A DadGear vest with diaper-size pockets.
Several factors may have precipitated that change, Ms. Galinsky said, including younger fathers who saw their own parents give their all to companies that ultimately downsized; technology that enables fathers to be home while also remotely connected to the office; and a post-9/11 family-first mentality.
“I have heard so many men say, ‘My company is not going to hold my hand when I’m sick,’ ” Ms. Galinsky said. “The ‘Cat’s in the Cradle’ song that this generation grew up with meant something.”
In response, he and Mr. Brosseau, 37, founded DadGear, a brand that includes diaper bags and vests that look like rugged outdoor clothing, messenger bags and backpacks (there are designs with skulls and flames, camouflage and collegiate logos), but also have plenty of pockets for diapers, baby wipes and bottles. The vests have a portable changing pad hidden in a back pocket.
The products are sold at DadGear.com and cost $67 to $113. Mr. Shoemaker said that in 2005, the first year the products hit the market, revenue was slightly higher than $40,000. Projected revenue for this year is $800,000 to $1 million.

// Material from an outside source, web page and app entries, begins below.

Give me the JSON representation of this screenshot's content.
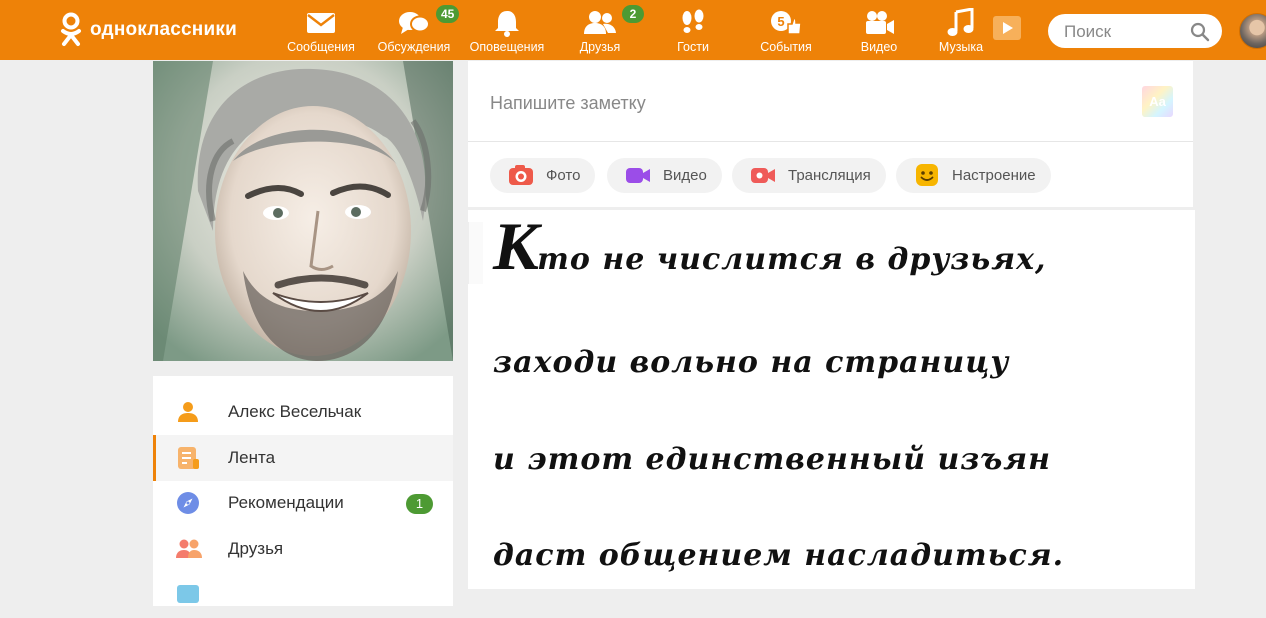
{
  "brand": {
    "name": "одноклассники"
  },
  "nav": {
    "messages": {
      "label": "Сообщения"
    },
    "discussions": {
      "label": "Обсуждения",
      "badge": "45"
    },
    "notifications": {
      "label": "Оповещения"
    },
    "friends": {
      "label": "Друзья",
      "badge": "2"
    },
    "guests": {
      "label": "Гости"
    },
    "events": {
      "label": "События",
      "icon_badge": "5"
    },
    "video": {
      "label": "Видео"
    },
    "music": {
      "label": "Музыка"
    }
  },
  "search": {
    "placeholder": "Поиск"
  },
  "profile": {
    "photo_icon": "profile-photo"
  },
  "sidebar": {
    "items": [
      {
        "label": "Алекс Весельчак",
        "icon": "user-icon"
      },
      {
        "label": "Лента",
        "icon": "feed-icon",
        "active": true
      },
      {
        "label": "Рекомендации",
        "icon": "compass-icon",
        "badge": "1"
      },
      {
        "label": "Друзья",
        "icon": "friends-icon"
      }
    ]
  },
  "composer": {
    "placeholder": "Напишите заметку",
    "font_button": "Aa",
    "actions": {
      "photo": "Фото",
      "video": "Видео",
      "stream": "Трансляция",
      "mood": "Настроение"
    }
  },
  "post": {
    "lines": [
      {
        "cap": "К",
        "rest": "то не числится в друзьях,"
      },
      {
        "text": "заходи вольно на страницу"
      },
      {
        "text": "и этот единственный изъян"
      },
      {
        "text": "даст общением насладиться."
      }
    ]
  },
  "colors": {
    "brand": "#ee8208",
    "badge": "#4d9a33"
  }
}
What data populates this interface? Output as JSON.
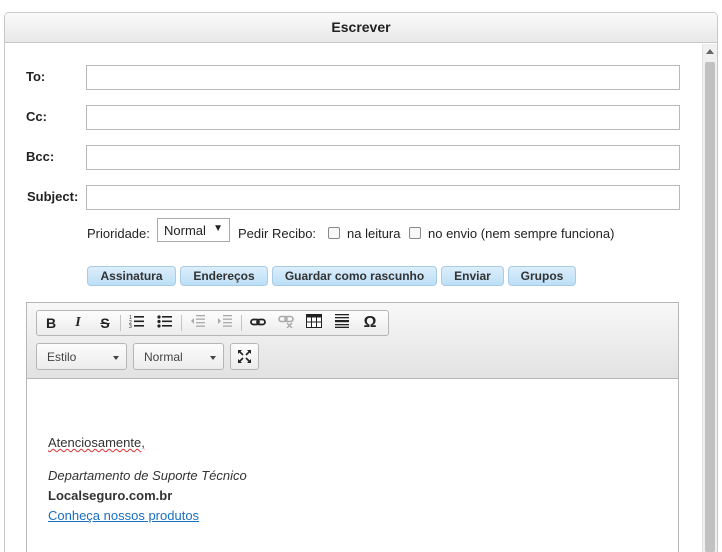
{
  "window": {
    "title": "Escrever"
  },
  "fields": {
    "to_label": "To:",
    "to_value": "",
    "cc_label": "Cc:",
    "cc_value": "",
    "bcc_label": "Bcc:",
    "bcc_value": "",
    "subject_label": "Subject:",
    "subject_value": ""
  },
  "options": {
    "priority_label": "Prioridade:",
    "priority_value": "Normal",
    "receipt_label": "Pedir Recibo:",
    "read_label": "na leitura",
    "send_label": "no envio (nem sempre funciona)"
  },
  "buttons": {
    "signature": "Assinatura",
    "addresses": "Endereços",
    "save_draft": "Guardar como rascunho",
    "send": "Enviar",
    "groups": "Grupos"
  },
  "toolbar": {
    "bold": "B",
    "italic": "I",
    "strike": "S",
    "special_char": "Ω",
    "style_combo": "Estilo",
    "format_combo": "Normal"
  },
  "body": {
    "closing": "Atenciosamente,",
    "department": "Departamento de Suporte Técnico",
    "company": "Localseguro.com.br",
    "link": "Conheça nossos produtos"
  },
  "colors": {
    "button_bg": "#bcdff7",
    "link": "#1a6fc0"
  },
  "icons": [
    "bold-icon",
    "italic-icon",
    "strikethrough-icon",
    "numbered-list-icon",
    "bullet-list-icon",
    "outdent-icon",
    "indent-icon",
    "link-icon",
    "unlink-icon",
    "table-icon",
    "horizontal-rule-icon",
    "special-char-icon",
    "maximize-icon"
  ]
}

“I love being a dad,” Mr. Shoemaker said, “but I don’t love the stereotype in this day and age that comes with it. And that stereotype is: ‘You’re a dad, you must be frumpy, you must be bald, you must have some goofy diaper bag. You’re no longer in your mind or anyone else’s mind an attractive, hip, sexy cool guy. You’re not that college guy.’ ”

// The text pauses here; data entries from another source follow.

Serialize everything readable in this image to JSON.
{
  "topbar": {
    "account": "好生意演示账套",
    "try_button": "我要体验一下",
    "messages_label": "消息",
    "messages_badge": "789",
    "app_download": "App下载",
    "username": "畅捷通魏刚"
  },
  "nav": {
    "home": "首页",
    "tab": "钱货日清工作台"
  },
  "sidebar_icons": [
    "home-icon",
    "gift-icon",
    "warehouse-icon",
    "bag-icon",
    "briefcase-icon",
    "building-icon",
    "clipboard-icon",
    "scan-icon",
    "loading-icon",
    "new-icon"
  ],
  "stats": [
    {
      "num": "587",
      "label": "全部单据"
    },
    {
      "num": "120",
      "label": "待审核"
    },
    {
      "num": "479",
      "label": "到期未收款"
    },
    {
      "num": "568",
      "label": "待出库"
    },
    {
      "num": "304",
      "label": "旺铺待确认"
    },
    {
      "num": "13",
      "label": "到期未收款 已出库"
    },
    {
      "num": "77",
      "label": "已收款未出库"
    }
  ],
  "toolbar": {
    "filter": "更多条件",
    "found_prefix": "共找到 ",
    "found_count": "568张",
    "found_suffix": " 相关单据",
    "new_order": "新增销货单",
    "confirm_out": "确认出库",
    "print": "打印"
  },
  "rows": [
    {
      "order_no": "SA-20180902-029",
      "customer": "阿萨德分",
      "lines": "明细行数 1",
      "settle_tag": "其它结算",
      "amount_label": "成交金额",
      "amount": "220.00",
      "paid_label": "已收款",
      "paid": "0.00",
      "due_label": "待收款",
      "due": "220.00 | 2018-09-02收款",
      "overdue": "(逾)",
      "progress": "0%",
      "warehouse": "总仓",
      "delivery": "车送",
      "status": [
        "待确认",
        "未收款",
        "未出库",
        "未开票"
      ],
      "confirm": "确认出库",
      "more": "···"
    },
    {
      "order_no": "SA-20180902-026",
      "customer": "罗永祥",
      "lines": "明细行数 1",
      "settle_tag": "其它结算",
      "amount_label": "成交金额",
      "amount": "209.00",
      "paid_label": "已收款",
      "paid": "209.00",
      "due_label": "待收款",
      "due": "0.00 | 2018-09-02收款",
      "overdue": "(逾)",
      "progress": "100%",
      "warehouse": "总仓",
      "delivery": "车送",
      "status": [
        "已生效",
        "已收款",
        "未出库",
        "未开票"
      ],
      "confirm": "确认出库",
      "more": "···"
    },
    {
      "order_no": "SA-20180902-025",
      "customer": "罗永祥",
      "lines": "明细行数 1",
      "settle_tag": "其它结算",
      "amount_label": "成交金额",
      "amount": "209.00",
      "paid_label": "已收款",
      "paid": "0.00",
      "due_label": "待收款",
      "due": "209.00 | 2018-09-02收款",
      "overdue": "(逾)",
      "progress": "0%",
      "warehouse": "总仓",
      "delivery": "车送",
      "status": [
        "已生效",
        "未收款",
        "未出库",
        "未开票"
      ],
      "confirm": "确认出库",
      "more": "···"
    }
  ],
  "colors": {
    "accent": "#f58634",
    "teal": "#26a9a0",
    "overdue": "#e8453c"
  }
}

“Why can’t a dad have a cool diaper bag?” he said.
Doug Bacon of West Hartford, Conn., was inspired by humiliation, not fashion. He donned his inventor’s cap after a luggage-encumbered trip to Hawaii with his wife and son, Gus, who was 2 at the time. “It seemed like we were carrying all of our possessions,” Mr. Bacon said, enumerating the necessities he had to schlep through airports and cities. “We got into the hotel there, and people just gave us the dirtiest looks,” he said.Photo
The Itzbeen timer.

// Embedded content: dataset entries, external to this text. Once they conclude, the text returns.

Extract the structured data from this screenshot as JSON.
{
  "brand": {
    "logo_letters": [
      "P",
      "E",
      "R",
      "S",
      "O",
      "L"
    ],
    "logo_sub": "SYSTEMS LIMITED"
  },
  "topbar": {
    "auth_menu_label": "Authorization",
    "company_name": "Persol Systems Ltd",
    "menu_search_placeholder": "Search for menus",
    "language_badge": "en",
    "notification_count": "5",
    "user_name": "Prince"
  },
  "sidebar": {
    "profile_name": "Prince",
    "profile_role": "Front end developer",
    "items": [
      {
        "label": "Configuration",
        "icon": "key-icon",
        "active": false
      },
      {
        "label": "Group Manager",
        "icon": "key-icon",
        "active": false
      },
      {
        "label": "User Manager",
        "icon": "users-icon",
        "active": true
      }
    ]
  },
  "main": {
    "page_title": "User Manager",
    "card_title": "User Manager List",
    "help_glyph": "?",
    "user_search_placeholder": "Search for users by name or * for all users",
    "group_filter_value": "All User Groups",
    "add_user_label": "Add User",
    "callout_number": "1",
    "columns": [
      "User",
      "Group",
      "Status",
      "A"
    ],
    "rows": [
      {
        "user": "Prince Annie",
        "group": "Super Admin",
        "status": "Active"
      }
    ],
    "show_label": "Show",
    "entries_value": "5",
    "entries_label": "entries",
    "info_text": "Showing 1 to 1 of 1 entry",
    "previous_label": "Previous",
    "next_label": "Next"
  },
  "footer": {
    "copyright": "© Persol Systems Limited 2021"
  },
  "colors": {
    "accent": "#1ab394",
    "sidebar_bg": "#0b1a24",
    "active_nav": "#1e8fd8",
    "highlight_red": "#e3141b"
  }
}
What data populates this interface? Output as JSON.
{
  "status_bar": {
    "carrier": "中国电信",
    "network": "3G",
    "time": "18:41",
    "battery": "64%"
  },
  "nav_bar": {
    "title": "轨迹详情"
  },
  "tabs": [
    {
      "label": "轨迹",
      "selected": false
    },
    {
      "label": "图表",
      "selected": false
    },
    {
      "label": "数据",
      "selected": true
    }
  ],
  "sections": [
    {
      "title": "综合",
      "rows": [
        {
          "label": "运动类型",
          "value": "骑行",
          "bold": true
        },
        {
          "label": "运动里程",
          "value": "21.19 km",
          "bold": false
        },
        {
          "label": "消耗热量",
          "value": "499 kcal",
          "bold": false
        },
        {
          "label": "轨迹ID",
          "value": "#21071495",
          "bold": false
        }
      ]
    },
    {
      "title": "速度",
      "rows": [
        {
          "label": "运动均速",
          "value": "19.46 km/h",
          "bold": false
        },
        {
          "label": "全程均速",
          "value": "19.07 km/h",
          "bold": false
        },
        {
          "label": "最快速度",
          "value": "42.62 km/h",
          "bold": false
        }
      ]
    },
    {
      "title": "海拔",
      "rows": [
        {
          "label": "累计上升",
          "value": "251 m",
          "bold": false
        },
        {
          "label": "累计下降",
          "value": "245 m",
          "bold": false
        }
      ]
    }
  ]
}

After the trip, Mr. Bacon, who works from home as an account executive for a software company, was certain there was a less Griswold-like way to travel. “I was like, ‘Honey, what if we attach the car seat to the rolling luggage?’ ” he said. “Now you don’t need the stroller, the kid could ride in the car seat and you don’t have to carry your carry-on bag because it’s the rolling luggage.”
Mr. Bacon spent hours experimenting with wood and rope and eventually decided on fabric to craft a backpack-like device that can attach a car seat to a piece of rolling luggage. He named it ToteaTot and sells it on a Web site, Toteatot.com, for $29.95. Today he and his wife, Megan, have three children (Quinn, 10 weeks; Beau, 3; and Gus, 6), which means they have more tots to tote. But, he said, his eldest can now do the wheeling.
Greg Sheldon, the father of Will, 2, of Woodland, Calif., said he did not want to work full time so he could spend more time with his baby. “I wanted to be involved,” he said. “I didn’t see my dad hardly at all when I was growing up.”
When their son was born, Mr. Sheldon, an engineer, and his wife, a nurse, were so sleep-deprived they had trouble remembering when they last fed and put the baby down for a nap. So Mr. Sheldon wrote a computer program to remind them, which eventually led him to invent the Itzbeen baby care timer, which can display how long it has been since the last changing, feeding, nap and dose of medication. It reached the market in January, retails for $24.99 and is available at Amazon.com, Target.com and specialty retailers like Giggle.
As for Mr. Habeeb, he is working on a few new children’s products. But first, he has an appearance on “The Maury Show” to discuss “Stag: Last Night of Freedom” with Maury Povich.
“From a guy that makes TV shows that air after midnight,” Mr. Habeeb said, “it’s kind of fun to do something that really makes you feel good.”